But I decided to do some research first on the phrase, and came across an interesting article by one David J. Meyer called The True Meaning of Christ-Mass. Meyer says using the two words — Merry Christmas — together is blasphemous because they aren’t celebrating the birth of Christ. They are celebrating the opposite: his death.

Meyer cites various texts to back up his claims. Writes Meyer:

The World Book Encyclopedia defines “Christmas” as follows:  “The word Christmas comes from “Cristes Maesse”, an early English phrase that means “Mass of Christ.” It is interesting to note that the word “Mass”, as used by the Roman Catholics, has traditionally been rejected by the so-called Protestants, such as Lutherans, Baptists, Methodists, Presbyterians, Pentecostals and so on.  The word “Mass” is strictly a Catholic word and thus, so is “Christ-Mass.” … the word “Mass” in religious usage means a “death sacrifice.”  The impact of this fact is horrifying and shocking; for when the millions of people are saying, “Merry Christmas”, they are literally saying “Merry death of Christ!”

In short, his argument is people are unwittingly celebrating the death of Christ when they think they are celebrating birth — even if everyone knows that Christ wasn’t born on Dec. 25 (and that the whole holiday is really about the winter solstice, but I digress).

But Meyer’s article got me to thinking about the religious connection to Christmas and about Christ himself: Some people celebrate his birth because of the message he gave us, but more important, perhaps, because of the way he would go on to die, supposedly as a sacrifice for our sins. Christmas is about celebrating a savior being born to die for our sins. Otherwise, we probably wouldn’t be celebrating his birth at all.

So, Mr. Meyer is correct, I suppose, in a certain context, but I’m not sure it is such a blasphemous thing to wish someone a Merry Christmas.

For me, the “Merry Christmas” wish is more about the peace and love message that Christ reportedly taught — in truth, I’m not even sure Christ existed. But the legend and its message is about brotherly love, and I see Christmas as a time when people remind each other of that message, and celebrate it — whether they believe in Christ or not.

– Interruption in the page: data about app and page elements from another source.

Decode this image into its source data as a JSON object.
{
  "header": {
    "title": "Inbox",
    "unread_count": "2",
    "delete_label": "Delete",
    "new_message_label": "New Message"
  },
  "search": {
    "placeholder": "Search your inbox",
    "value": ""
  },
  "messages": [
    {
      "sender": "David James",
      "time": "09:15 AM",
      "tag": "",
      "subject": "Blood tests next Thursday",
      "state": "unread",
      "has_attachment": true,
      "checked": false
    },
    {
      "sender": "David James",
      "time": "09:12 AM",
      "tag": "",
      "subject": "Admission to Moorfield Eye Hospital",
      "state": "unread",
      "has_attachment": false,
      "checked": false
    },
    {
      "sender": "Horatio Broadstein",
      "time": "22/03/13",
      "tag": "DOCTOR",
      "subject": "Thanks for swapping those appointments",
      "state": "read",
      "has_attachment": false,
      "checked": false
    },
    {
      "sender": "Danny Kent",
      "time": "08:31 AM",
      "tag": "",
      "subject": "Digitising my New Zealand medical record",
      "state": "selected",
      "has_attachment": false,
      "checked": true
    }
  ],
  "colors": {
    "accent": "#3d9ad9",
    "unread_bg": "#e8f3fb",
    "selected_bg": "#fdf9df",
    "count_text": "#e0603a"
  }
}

In essence, to me Merry Christmas! means “I wish you peace and love, dear fellow traveller.”

How about you? What does “Merry Christmas!” mean to you?

— Jillian